Find how many lines in the material below hold the word "Longrightarrow". Reply with that figure alone.
╭──
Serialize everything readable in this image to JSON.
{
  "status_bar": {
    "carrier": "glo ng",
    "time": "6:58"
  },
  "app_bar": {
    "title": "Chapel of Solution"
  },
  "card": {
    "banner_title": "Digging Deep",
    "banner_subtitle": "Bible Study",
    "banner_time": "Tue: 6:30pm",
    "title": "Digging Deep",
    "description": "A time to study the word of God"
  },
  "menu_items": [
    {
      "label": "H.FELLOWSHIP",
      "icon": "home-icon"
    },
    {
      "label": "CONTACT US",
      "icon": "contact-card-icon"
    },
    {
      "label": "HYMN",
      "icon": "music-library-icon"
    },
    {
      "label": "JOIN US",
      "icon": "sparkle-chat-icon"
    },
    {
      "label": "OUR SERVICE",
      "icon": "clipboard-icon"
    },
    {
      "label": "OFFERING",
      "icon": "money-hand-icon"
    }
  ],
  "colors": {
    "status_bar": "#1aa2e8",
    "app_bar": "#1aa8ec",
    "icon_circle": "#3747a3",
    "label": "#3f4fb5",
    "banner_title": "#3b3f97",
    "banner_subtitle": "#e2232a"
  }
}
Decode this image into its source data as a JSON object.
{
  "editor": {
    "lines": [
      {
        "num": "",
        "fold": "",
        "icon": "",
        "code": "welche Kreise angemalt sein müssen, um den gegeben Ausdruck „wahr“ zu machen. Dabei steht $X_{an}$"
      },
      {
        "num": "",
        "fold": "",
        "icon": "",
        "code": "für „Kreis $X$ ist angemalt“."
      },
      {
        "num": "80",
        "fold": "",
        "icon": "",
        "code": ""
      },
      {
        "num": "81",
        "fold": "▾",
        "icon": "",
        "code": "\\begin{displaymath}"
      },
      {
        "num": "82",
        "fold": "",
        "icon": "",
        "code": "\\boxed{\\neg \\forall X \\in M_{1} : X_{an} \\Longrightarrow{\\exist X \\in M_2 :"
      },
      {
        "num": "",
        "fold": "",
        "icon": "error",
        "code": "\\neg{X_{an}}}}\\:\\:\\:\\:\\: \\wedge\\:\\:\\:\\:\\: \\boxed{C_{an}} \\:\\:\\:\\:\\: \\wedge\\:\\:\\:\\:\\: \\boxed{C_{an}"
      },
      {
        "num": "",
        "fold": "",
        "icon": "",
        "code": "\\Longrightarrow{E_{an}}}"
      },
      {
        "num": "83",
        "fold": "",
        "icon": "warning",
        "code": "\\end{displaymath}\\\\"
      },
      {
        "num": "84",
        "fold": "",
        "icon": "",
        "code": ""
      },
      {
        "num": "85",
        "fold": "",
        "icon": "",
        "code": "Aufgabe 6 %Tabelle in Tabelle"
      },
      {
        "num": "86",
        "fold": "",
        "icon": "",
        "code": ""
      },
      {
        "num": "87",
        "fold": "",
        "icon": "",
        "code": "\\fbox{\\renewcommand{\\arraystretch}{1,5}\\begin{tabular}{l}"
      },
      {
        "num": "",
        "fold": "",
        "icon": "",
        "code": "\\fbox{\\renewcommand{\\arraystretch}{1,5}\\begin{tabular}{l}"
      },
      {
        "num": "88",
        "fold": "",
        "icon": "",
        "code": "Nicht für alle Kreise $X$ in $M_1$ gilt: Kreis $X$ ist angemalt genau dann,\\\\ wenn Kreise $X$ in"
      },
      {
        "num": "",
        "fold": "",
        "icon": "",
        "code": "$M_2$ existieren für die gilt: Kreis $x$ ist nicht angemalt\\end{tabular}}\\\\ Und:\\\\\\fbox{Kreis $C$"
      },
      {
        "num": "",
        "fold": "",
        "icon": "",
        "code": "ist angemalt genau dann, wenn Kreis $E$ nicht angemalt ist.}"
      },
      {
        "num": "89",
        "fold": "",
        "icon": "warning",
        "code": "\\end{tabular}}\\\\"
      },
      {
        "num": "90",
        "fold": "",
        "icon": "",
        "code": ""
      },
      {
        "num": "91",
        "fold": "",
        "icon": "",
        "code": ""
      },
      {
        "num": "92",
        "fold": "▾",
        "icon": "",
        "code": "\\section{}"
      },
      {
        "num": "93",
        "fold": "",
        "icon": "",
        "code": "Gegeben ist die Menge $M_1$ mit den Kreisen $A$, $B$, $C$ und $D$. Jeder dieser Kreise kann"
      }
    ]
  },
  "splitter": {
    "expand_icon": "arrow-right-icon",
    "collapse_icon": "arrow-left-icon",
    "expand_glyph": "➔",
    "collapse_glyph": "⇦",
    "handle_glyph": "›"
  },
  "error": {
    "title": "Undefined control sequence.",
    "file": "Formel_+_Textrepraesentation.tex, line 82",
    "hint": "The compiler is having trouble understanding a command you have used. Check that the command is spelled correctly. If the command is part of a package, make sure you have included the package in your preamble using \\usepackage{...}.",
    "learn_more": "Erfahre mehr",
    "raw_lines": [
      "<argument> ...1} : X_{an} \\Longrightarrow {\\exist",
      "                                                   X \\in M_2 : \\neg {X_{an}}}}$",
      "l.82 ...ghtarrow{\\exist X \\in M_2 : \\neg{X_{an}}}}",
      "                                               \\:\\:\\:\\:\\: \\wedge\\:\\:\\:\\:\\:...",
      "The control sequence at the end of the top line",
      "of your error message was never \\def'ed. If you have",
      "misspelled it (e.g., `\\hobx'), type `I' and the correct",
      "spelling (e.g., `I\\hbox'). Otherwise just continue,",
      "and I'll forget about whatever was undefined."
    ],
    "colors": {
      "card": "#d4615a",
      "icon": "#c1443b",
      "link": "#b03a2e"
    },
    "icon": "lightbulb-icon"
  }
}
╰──
> THE COMPLETED TASK
3